Global Food Security (GFS) Boundaries Report
Boundary reflection can help researchers anticipate possible unwanted economic, social or environmental side-effects of their recommendations for change. While it can never be comprehensive, this reflection can help researchers do better than just take a single boundary for granted.
The Global Food Security (GFS) Boundaries Project represents the first systematic attempt to apply critical systems thinking and practice to a food systems research programme (ie consisting of more than one single food system project). This report describes the results of the project, which focused on the 13 projects in the Resilience of the UK Food System in a Global Context programme. The aim was to conduct reflection on boundary judgements within and across the 13 projects in order to support the systemic practice in those projects; situate them in relation to one another; and provide a means to make sense of the various conclusions and recommendations for action generated through the programme.
Each of the 13 projects takes a distinct lens on the resilience of the UK food system. Though there are overlapping elements, each has distinct purposes, operates with different scopes, scales and resolutions, and each makes different boundary judgements. There are synergies and tensions between the recommendations for action coming out of some of the projects. Seemingly contradictory results from the different projects actually highlight where tensions exist across sectors, scales and levels within the broader system. Once they are identified, these tensions can be consciously managed. It turns out that applying multiple, contrasting lenses to ‘the UK food system’ provides valuable insights, precisely concerning where tensions and synergies exist.
Download the GFS FSR Boundaries Report Exploring Boundaries in Food Systems Research (PDF)
GFS-FSR Policy Brief
Exploring the resilience of the UK food system in a global context highlights the complexity of the UK food system, a sector that contributes approximately £111 billion annually to the UK economy. It considers the notion of resilience from a number of angles and outlines different pathways towards food system resilience.
The report also highlights the 13 projects, which all aim to help policymakers and practitioners optimise the resilience of the UK’s food system to environmental, biological, economic, social and geopolitical shocks.

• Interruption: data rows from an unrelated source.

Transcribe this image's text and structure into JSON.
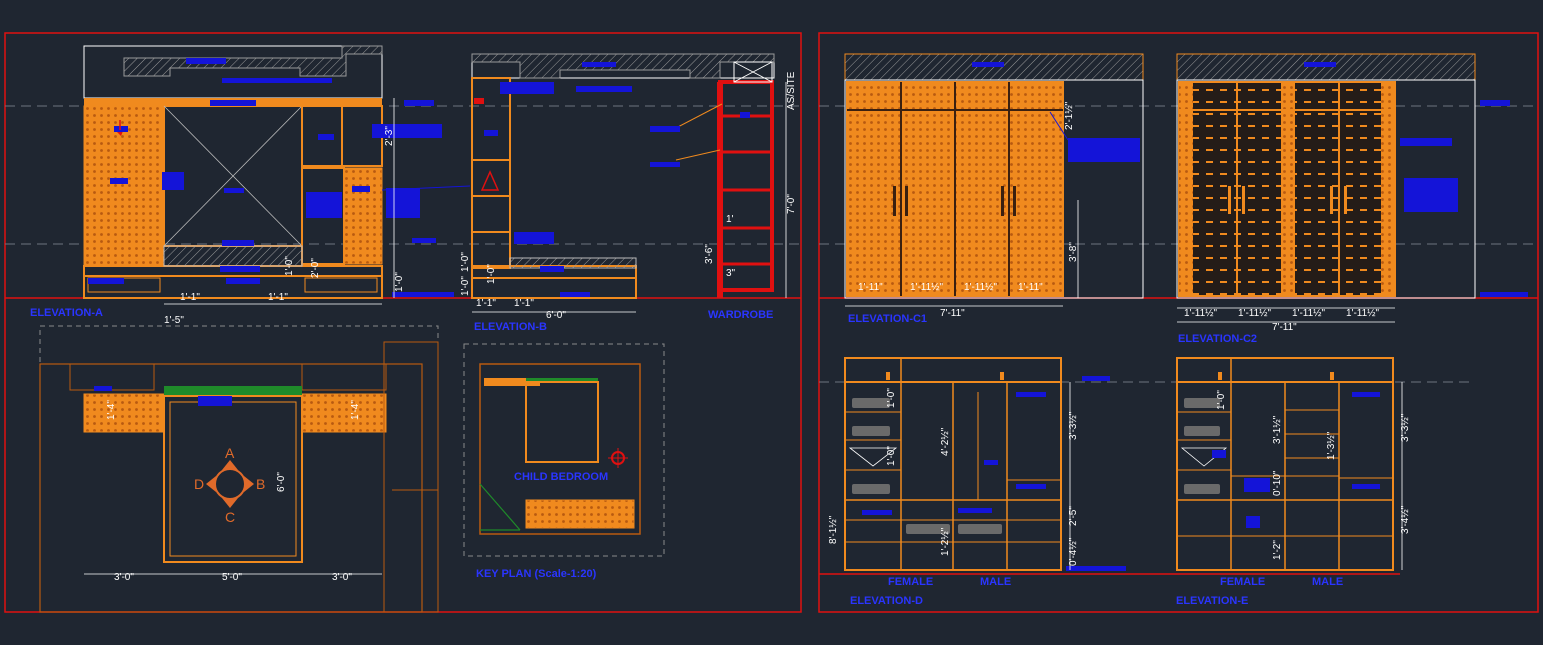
{
  "drawing": {
    "colors": {
      "background": "#1f2631",
      "frame": "#e01010",
      "furniture": "#f08a1e",
      "annotation": "#1414d8",
      "dimension": "#ffffff",
      "hatch": "#a0a0a0",
      "center_line": "#6e7480",
      "green": "#1f8a2a"
    }
  },
  "sheet1": {
    "elevation_a": {
      "title": "ELEVATION-A",
      "dims": {
        "width_left": "1'-1\"",
        "width_right": "1'-1\"",
        "top": "2'-3\"",
        "base": "1'-0\"",
        "mid": "2'-0\"",
        "shelf": "1'-0\"",
        "foot": "1'-5\""
      }
    },
    "elevation_b": {
      "title": "ELEVATION-B",
      "dims": {
        "total": "6'-0\"",
        "left": "1'-1\"",
        "right": "1'-1\"",
        "height_a": "1'-0\"",
        "height_b": "1'-0\"",
        "height_c": "1'-0\"",
        "wardrobe_label": "WARDROBE",
        "as_site": "AS/SITE",
        "full_height": "7'-0\"",
        "low": "3'-6\"",
        "top": "1'",
        "base": "3\""
      }
    },
    "plan": {
      "dims": {
        "left": "3'-0\"",
        "center": "5'-0\"",
        "right": "3'-0\"",
        "depth": "6'-0\"",
        "side_left": "1'-4\"",
        "side_right": "1'-4\""
      },
      "compass": {
        "north": "A",
        "east": "B",
        "south": "C",
        "west": "D"
      }
    },
    "key_plan": {
      "title": "KEY PLAN (Scale-1:20)",
      "room_label": "CHILD BEDROOM"
    }
  },
  "sheet2": {
    "elevation_c1": {
      "title": "ELEVATION-C1",
      "dims": {
        "total": "7'-11\"",
        "segments": [
          "1'-11\"",
          "1'-11½\"",
          "1'-11½\"",
          "1'-11\""
        ],
        "top": "2'-1½\"",
        "height": "3'-8\""
      }
    },
    "elevation_c2": {
      "title": "ELEVATION-C2",
      "dims": {
        "total": "7'-11\"",
        "segments": [
          "1'-11½\"",
          "1'-11½\"",
          "1'-11½\"",
          "1'-11½\""
        ]
      }
    },
    "elevation_d": {
      "title": "ELEVATION-D",
      "label_female": "FEMALE",
      "label_male": "MALE",
      "dims": {
        "upper": "3'-3½\"",
        "lower": "2'-5\"",
        "left": "8'-1½\"",
        "inner_a": "4'-2½\"",
        "inner_b": "1'-0\"",
        "inner_c": "1'-0\"",
        "inner_d": "1'-2½\"",
        "inner_e": "0'-4½\""
      }
    },
    "elevation_e": {
      "title": "ELEVATION-E",
      "label_female": "FEMALE",
      "label_male": "MALE",
      "dims": {
        "upper": "3'-3½\"",
        "lower": "3'-4½\"",
        "inner_a": "3'-1½\"",
        "inner_b": "1'-0\"",
        "inner_c": "1'-2\"",
        "inner_d": "1'-3½\"",
        "inner_e": "0'-10\""
      }
    }
  }
}
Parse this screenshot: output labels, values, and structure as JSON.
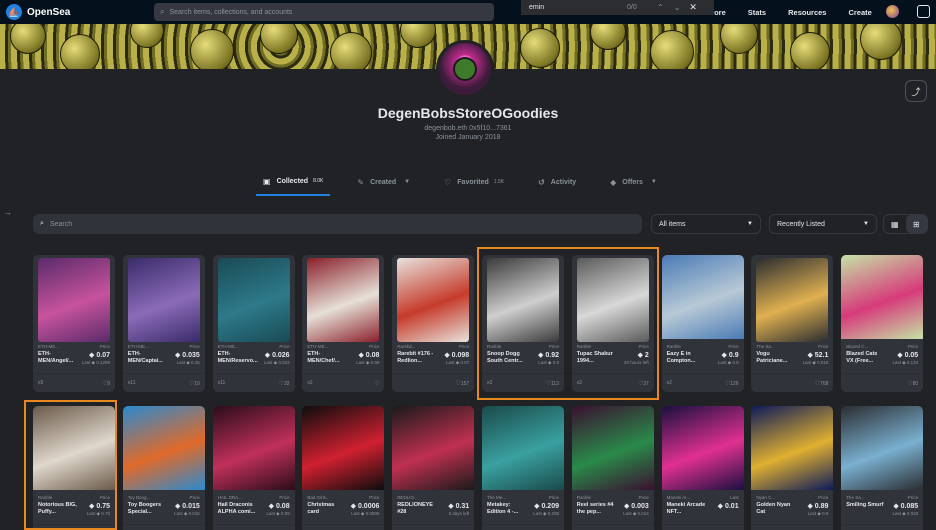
{
  "nav": {
    "brand": "OpenSea",
    "search_placeholder": "Search items, collections, and accounts",
    "links": [
      "lore",
      "Stats",
      "Resources",
      "Create"
    ]
  },
  "findbar": {
    "query": "emin",
    "count": "0/0"
  },
  "profile": {
    "name": "DegenBobsStoreOGoodies",
    "address": "degenbob.eth  0x5f10...7361",
    "joined": "Joined January 2018"
  },
  "tabs": [
    {
      "label": "Collected",
      "count": "8.0K"
    },
    {
      "label": "Created",
      "count": ""
    },
    {
      "label": "Favorited",
      "count": "1.5K"
    },
    {
      "label": "Activity",
      "count": ""
    },
    {
      "label": "Offers",
      "count": ""
    }
  ],
  "filters": {
    "search_placeholder": "Search",
    "items_select": "All items",
    "sort_select": "Recently Listed"
  },
  "cards": [
    {
      "collection": "ETH-ME...",
      "name": "ETH-MEN/Angel/...",
      "price_label": "Price",
      "price": "0.07",
      "last": "Last ◆ 0.1299",
      "qty": "x5",
      "likes": "9",
      "colors": [
        "#5a2b6b",
        "#c7539c"
      ]
    },
    {
      "collection": "ETH-ME...",
      "name": "ETH-MEN/Captai...",
      "price_label": "Price",
      "price": "0.035",
      "last": "Last ◆ 0.25",
      "qty": "x11",
      "likes": "10",
      "colors": [
        "#3a2b6b",
        "#8a6bb7"
      ]
    },
    {
      "collection": "ETH-ME...",
      "name": "ETH-MEN/Reservo...",
      "price_label": "Price",
      "price": "0.026",
      "last": "Last ◆ 0.023",
      "qty": "x11",
      "likes": "32",
      "colors": [
        "#1a4a55",
        "#2d7a8a"
      ]
    },
    {
      "collection": "ETH-ME...",
      "name": "ETH-MEN/Chef/...",
      "price_label": "Price",
      "price": "0.08",
      "last": "Last ◆ 0.08",
      "qty": "x2",
      "likes": "",
      "colors": [
        "#8a1f2b",
        "#e6e0d6"
      ]
    },
    {
      "collection": "Rarebit...",
      "name": "Rarebit #176 - Redlion...",
      "price_label": "Price",
      "price": "0.098",
      "last": "Last ◆ 0.07",
      "qty": "",
      "likes": "157",
      "colors": [
        "#e7e3dd",
        "#c63b2b"
      ]
    },
    {
      "collection": "Rarible",
      "name": "Snoop Dogg South Centr...",
      "price_label": "Price",
      "price": "0.92",
      "last": "Last ◆ 0.5",
      "qty": "x3",
      "likes": "113",
      "colors": [
        "#3a3a3a",
        "#cfcfcf"
      ]
    },
    {
      "collection": "Rarible",
      "name": "Tupac Shakur 1994...",
      "price_label": "Price",
      "price": "2",
      "last": "20 hours left",
      "qty": "x2",
      "likes": "37",
      "colors": [
        "#5a5a5a",
        "#d8d8d8"
      ]
    },
    {
      "collection": "Rarible",
      "name": "Eazy E in Compton...",
      "price_label": "Price",
      "price": "0.9",
      "last": "Last ◆ 0.8",
      "qty": "x2",
      "likes": "126",
      "colors": [
        "#4a7bb5",
        "#b8c9d6"
      ]
    },
    {
      "collection": "The Sa...",
      "name": "Vogu Patriciane...",
      "price_label": "Price",
      "price": "52.1",
      "last": "Last ◆ 0.018",
      "qty": "",
      "likes": "768",
      "colors": [
        "#2a2d31",
        "#e0b050"
      ]
    },
    {
      "collection": "Blazed C...",
      "name": "Blazed Cats VX (Free...",
      "price_label": "Price",
      "price": "0.05",
      "last": "Last ◆ 0.133",
      "qty": "",
      "likes": "80",
      "colors": [
        "#c6e3a6",
        "#d63b7a"
      ]
    },
    {
      "collection": "Rarible",
      "name": "Notorious BIG, Puffy...",
      "price_label": "Price",
      "price": "0.75",
      "last": "Last ◆ 0.75",
      "qty": "",
      "likes": "",
      "colors": [
        "#6a5a4a",
        "#e0d8cc"
      ]
    },
    {
      "collection": "Toy Boog...",
      "name": "Toy Boogers Special...",
      "price_label": "Price",
      "price": "0.015",
      "last": "Last ◆ 0.015",
      "qty": "",
      "likes": "",
      "colors": [
        "#2a8ad0",
        "#e06a2a"
      ]
    },
    {
      "collection": "HAIL DRA...",
      "name": "Hail Draconis ALPHA comi...",
      "price_label": "Price",
      "price": "0.08",
      "last": "Last ◆ 0.09",
      "qty": "",
      "likes": "",
      "colors": [
        "#2a0d1a",
        "#c0305a"
      ]
    },
    {
      "collection": "Bad Girls...",
      "name": "Christmas card",
      "price_label": "Price",
      "price": "0.0006",
      "last": "Last ◆ 0.0006",
      "qty": "",
      "likes": "",
      "colors": [
        "#0d0d0d",
        "#d02030"
      ]
    },
    {
      "collection": "REDLIO...",
      "name": "REDLIONEYE #28",
      "price_label": "",
      "price": "0.31",
      "last": "5 days left",
      "qty": "",
      "likes": "",
      "colors": [
        "#1a1a1a",
        "#c03050"
      ]
    },
    {
      "collection": "The Me...",
      "name": "Metakey: Edition 4 -...",
      "price_label": "Price",
      "price": "0.209",
      "last": "Last ◆ 0.209",
      "qty": "",
      "likes": "",
      "colors": [
        "#1a4a4a",
        "#3aa0a0"
      ]
    },
    {
      "collection": "Rarible",
      "name": "Reel series #4 the pep...",
      "price_label": "Price",
      "price": "0.003",
      "last": "Last ◆ 0.014",
      "qty": "",
      "likes": "",
      "colors": [
        "#3a1030",
        "#2a8a4a"
      ]
    },
    {
      "collection": "Maneki Ar...",
      "name": "Maneki Arcade NFT...",
      "price_label": "Last",
      "price": "0.01",
      "last": "",
      "qty": "",
      "likes": "",
      "colors": [
        "#1a1040",
        "#e03090"
      ]
    },
    {
      "collection": "Nyan C...",
      "name": "Golden Nyan Cat",
      "price_label": "Price",
      "price": "0.89",
      "last": "Last ◆ 0.9",
      "qty": "",
      "likes": "",
      "colors": [
        "#0d1a5a",
        "#e0b030"
      ]
    },
    {
      "collection": "The Sa...",
      "name": "Smiling Smurf",
      "price_label": "Price",
      "price": "0.085",
      "last": "Last ◆ 0.028",
      "qty": "",
      "likes": "",
      "colors": [
        "#2a2d31",
        "#7ab0d0"
      ]
    }
  ]
}
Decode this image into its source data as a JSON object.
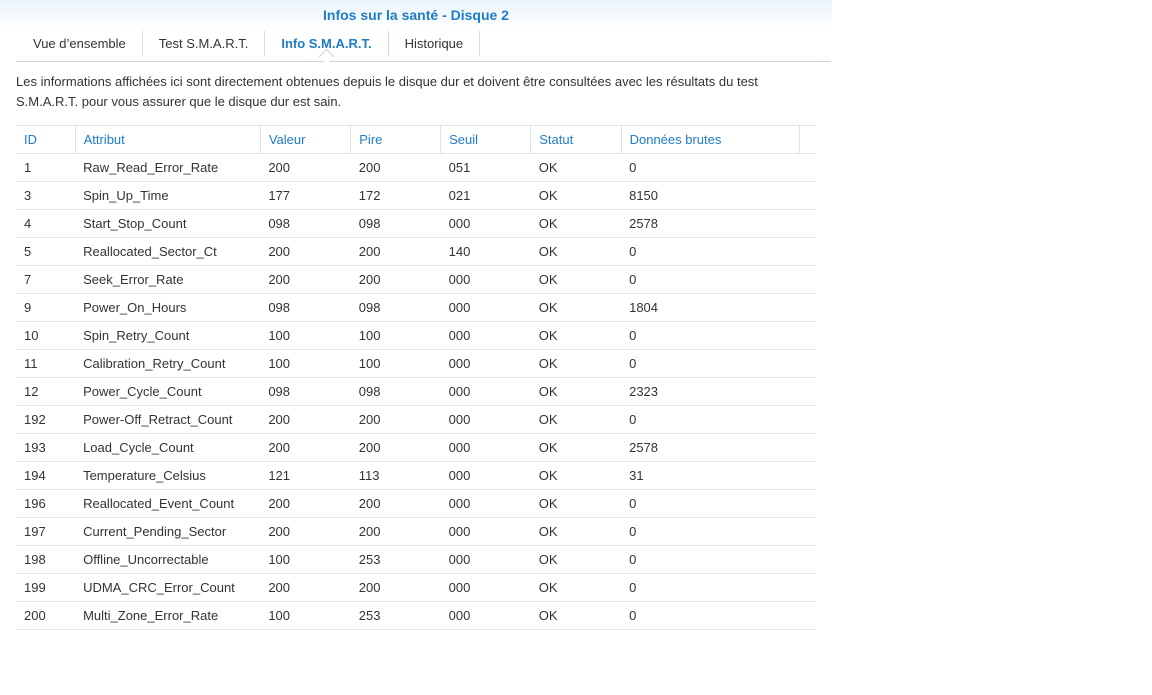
{
  "window": {
    "title": "Infos sur la santé - Disque 2"
  },
  "tabs": [
    {
      "label": "Vue d’ensemble",
      "active": false
    },
    {
      "label": "Test S.M.A.R.T.",
      "active": false
    },
    {
      "label": "Info S.M.A.R.T.",
      "active": true
    },
    {
      "label": "Historique",
      "active": false
    }
  ],
  "description": "Les informations affichées ici sont directement obtenues depuis le disque dur et doivent être consultées avec les résultats du test S.M.A.R.T. pour vous assurer que le disque dur est sain.",
  "table": {
    "headers": [
      "ID",
      "Attribut",
      "Valeur",
      "Pire",
      "Seuil",
      "Statut",
      "Données brutes"
    ],
    "rows": [
      [
        "1",
        "Raw_Read_Error_Rate",
        "200",
        "200",
        "051",
        "OK",
        "0"
      ],
      [
        "3",
        "Spin_Up_Time",
        "177",
        "172",
        "021",
        "OK",
        "8150"
      ],
      [
        "4",
        "Start_Stop_Count",
        "098",
        "098",
        "000",
        "OK",
        "2578"
      ],
      [
        "5",
        "Reallocated_Sector_Ct",
        "200",
        "200",
        "140",
        "OK",
        "0"
      ],
      [
        "7",
        "Seek_Error_Rate",
        "200",
        "200",
        "000",
        "OK",
        "0"
      ],
      [
        "9",
        "Power_On_Hours",
        "098",
        "098",
        "000",
        "OK",
        "1804"
      ],
      [
        "10",
        "Spin_Retry_Count",
        "100",
        "100",
        "000",
        "OK",
        "0"
      ],
      [
        "11",
        "Calibration_Retry_Count",
        "100",
        "100",
        "000",
        "OK",
        "0"
      ],
      [
        "12",
        "Power_Cycle_Count",
        "098",
        "098",
        "000",
        "OK",
        "2323"
      ],
      [
        "192",
        "Power-Off_Retract_Count",
        "200",
        "200",
        "000",
        "OK",
        "0"
      ],
      [
        "193",
        "Load_Cycle_Count",
        "200",
        "200",
        "000",
        "OK",
        "2578"
      ],
      [
        "194",
        "Temperature_Celsius",
        "121",
        "113",
        "000",
        "OK",
        "31"
      ],
      [
        "196",
        "Reallocated_Event_Count",
        "200",
        "200",
        "000",
        "OK",
        "0"
      ],
      [
        "197",
        "Current_Pending_Sector",
        "200",
        "200",
        "000",
        "OK",
        "0"
      ],
      [
        "198",
        "Offline_Uncorrectable",
        "100",
        "253",
        "000",
        "OK",
        "0"
      ],
      [
        "199",
        "UDMA_CRC_Error_Count",
        "200",
        "200",
        "000",
        "OK",
        "0"
      ],
      [
        "200",
        "Multi_Zone_Error_Rate",
        "100",
        "253",
        "000",
        "OK",
        "0"
      ]
    ]
  },
  "colors": {
    "accent": "#1f7cc7",
    "text": "#333333",
    "border": "#dde3e8"
  }
}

Download the GFS-FSR Insight Paper Exploring the Resilience of the UK Food System in a Global Context (PDF)
GFS Programme booklet
Find out more about the aims of the GFS-FSR programme and its 13 projects. Download the programme booklet (PDF).